Posted on April 30, 2019 at 2:24 PM
It has barely been a week since the full details of the Outlook and Hotmail email hack have been made public and the embarrassment that Microsoft faces is becoming greater and greater. At the time the news story broke, Microsoft had let hackers gain total control of their retail support back end. The company came clean but didn’t know what the hackers were looking for.
That changed today when customers have started complaining, publically, about their cryptocurrency going missing. Now everyone knows what the hackers are doing and the nightmare Microsoft thought was behind them is being stirred up anew.
The story so far
Vice’s sub-publication Motherboard broke a news story earlier this month about the email hacks at Microsoft. Hackers had gained control of a support worker’s credentials to retail MSN, Hotmail and Outlook accounts. The types of email account one would use for normal online services.
They then used the credentials to look ta email metadata and even in some cases the emails directly. While this was discovered via an anonymous source, Microsoft at the time the story broke out denied that anyone had access to the emails themselves. This did not last long before a public outcry forced the company to acknowledge that emails had been read.
However, the Redmond based company did say that they were unable to see what the perpetrators of the hack were using their illicit access for. The company also reassured their enterprise and corporate level clients that those accounts were 100% safe and that no one had any access to them.
Crypto is missing; password resets to blame
Jevon Ritmeester, who uses one of the Microsoft services as his primary crypto e-mail, says that the hackers had gotten into his Kraken.com account using the information that they had access to in his email.
“The hackers also had access to my inbox allowing them to password reset my Kraken.com account and withdrawal my Bitcoin.”
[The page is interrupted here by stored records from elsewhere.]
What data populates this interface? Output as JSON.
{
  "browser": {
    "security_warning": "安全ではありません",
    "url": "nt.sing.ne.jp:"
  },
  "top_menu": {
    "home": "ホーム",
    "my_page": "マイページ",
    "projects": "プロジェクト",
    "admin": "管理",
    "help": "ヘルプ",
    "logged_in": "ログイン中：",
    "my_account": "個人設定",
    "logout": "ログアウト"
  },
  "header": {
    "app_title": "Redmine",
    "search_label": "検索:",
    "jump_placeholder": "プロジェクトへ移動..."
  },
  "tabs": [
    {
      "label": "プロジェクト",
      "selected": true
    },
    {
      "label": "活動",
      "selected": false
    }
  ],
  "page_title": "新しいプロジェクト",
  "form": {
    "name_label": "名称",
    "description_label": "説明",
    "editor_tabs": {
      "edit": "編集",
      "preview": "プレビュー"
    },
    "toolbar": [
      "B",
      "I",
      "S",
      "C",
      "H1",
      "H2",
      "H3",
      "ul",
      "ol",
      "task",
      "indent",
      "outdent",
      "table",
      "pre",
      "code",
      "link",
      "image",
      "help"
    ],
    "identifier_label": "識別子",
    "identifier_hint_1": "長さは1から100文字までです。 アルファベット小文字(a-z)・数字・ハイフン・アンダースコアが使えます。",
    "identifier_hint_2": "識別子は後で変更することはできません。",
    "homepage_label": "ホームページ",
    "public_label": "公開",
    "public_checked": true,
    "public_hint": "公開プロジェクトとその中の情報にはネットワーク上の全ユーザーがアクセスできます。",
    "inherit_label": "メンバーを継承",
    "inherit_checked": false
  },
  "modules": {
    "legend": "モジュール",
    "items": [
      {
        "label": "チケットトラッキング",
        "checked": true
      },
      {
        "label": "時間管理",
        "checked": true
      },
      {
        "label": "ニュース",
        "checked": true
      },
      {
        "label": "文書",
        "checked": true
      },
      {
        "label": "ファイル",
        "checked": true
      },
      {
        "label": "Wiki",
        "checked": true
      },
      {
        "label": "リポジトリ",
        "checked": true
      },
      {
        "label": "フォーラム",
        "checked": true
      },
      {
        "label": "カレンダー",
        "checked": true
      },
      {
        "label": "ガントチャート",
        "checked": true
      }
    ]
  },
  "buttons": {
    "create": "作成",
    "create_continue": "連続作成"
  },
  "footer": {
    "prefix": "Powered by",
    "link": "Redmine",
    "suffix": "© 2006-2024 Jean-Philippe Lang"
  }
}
Jevon provided proof to Motherboard in the form of emails from Microsoft saying that his account had been compromised. He also showed that the hacker had set up a rule that any email mentioning Kraken would automatically be forwarded to a Gmail address. The emails that were forwarded to the address that is presumed to be held by the hackers would be password reset emails and Bitcoin withdrawal requests.
He had only found them after checking his trash when he received the breach notification from Microsoft. He alleges that he has lost 1 BTC so far, which amounts to around $5000 dollars at the current exchange rate. He is, unfortunately, not the only person who lost money during this breach.
A user on Reddit, going by the moniker shinratechlabs, posted that they had lost 25 000 in crypto due to the Microsoft email breach. The user never mentioned whether it was 25000 coins of a particular currency or if that was the fiat equivalent of cryptocurrency.
Yet another Reddit user replied to the thread created by shinratechlabs saying the same had happened to them, though with much less lost. Many industry veterans have said that this would not have been an issue for the people who were robbed had they bothered to turn on 2 Factor Authentication. Indeed, Jevon himself says that his account would probably be more secure had he thought to make use of the 2FA that Kraken offers its users.
Ritmeester feels that Microsft is not taking the breach seriously enough and claims that they are trying to cover it up and keep it on the down low. He particularly pointed to their lies in the first instance when they said that no emails had been accessed. That was disproven later on, and the company had to retract its earlier statements.
Jevin says that he will be filing a police report soon enough, and is considering holding Microsft liable for the damages he suffered as a result of the breach in their security.